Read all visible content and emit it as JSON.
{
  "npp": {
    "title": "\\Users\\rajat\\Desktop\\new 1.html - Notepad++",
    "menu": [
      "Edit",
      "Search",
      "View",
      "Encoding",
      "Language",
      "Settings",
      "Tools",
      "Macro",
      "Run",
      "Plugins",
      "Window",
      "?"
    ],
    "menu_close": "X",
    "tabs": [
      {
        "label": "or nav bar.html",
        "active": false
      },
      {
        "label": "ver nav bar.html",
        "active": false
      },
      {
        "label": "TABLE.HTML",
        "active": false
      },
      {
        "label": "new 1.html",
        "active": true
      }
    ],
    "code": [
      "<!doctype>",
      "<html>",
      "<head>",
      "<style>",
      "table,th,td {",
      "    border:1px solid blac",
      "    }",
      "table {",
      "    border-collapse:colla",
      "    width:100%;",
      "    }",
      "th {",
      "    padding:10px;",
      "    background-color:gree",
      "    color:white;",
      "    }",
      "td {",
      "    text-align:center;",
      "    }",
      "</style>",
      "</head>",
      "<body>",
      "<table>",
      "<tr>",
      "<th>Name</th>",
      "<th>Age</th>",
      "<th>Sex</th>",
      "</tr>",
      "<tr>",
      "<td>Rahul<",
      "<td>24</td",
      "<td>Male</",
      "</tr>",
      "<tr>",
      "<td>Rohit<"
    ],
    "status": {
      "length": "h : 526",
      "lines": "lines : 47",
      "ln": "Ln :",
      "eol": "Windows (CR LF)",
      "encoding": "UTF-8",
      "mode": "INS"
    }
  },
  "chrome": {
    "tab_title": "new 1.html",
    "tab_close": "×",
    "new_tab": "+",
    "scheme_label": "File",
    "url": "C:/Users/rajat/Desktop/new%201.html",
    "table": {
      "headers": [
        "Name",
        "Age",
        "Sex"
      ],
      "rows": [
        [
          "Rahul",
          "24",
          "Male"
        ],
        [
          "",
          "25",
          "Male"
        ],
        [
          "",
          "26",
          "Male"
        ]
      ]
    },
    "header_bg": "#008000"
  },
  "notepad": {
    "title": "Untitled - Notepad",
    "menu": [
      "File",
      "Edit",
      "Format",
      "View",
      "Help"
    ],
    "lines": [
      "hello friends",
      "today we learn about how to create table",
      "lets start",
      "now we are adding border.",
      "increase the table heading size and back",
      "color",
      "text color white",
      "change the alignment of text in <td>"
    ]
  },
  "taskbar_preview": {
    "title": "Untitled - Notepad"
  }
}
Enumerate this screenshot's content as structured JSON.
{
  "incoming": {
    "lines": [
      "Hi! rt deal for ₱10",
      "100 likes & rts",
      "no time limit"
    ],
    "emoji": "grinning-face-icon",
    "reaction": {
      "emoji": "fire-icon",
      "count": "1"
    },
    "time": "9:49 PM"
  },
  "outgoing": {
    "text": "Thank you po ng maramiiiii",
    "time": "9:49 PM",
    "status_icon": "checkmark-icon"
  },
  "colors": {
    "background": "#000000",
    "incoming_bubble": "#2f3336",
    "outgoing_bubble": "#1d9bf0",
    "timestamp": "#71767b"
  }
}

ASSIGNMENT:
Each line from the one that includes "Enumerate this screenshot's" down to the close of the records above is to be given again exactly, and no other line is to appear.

RESULT OF THE TASK:
Enumerate this screenshot's content as structured JSON.
{
  "incoming": {
    "lines": [
      "Hi! rt deal for ₱10",
      "100 likes & rts",
      "no time limit"
    ],
    "emoji": "grinning-face-icon",
    "reaction": {
      "emoji": "fire-icon",
      "count": "1"
    },
    "time": "9:49 PM"
  },
  "outgoing": {
    "text": "Thank you po ng maramiiiii",
    "time": "9:49 PM",
    "status_icon": "checkmark-icon"
  },
  "colors": {
    "background": "#000000",
    "incoming_bubble": "#2f3336",
    "outgoing_bubble": "#1d9bf0",
    "timestamp": "#71767b"
  }
}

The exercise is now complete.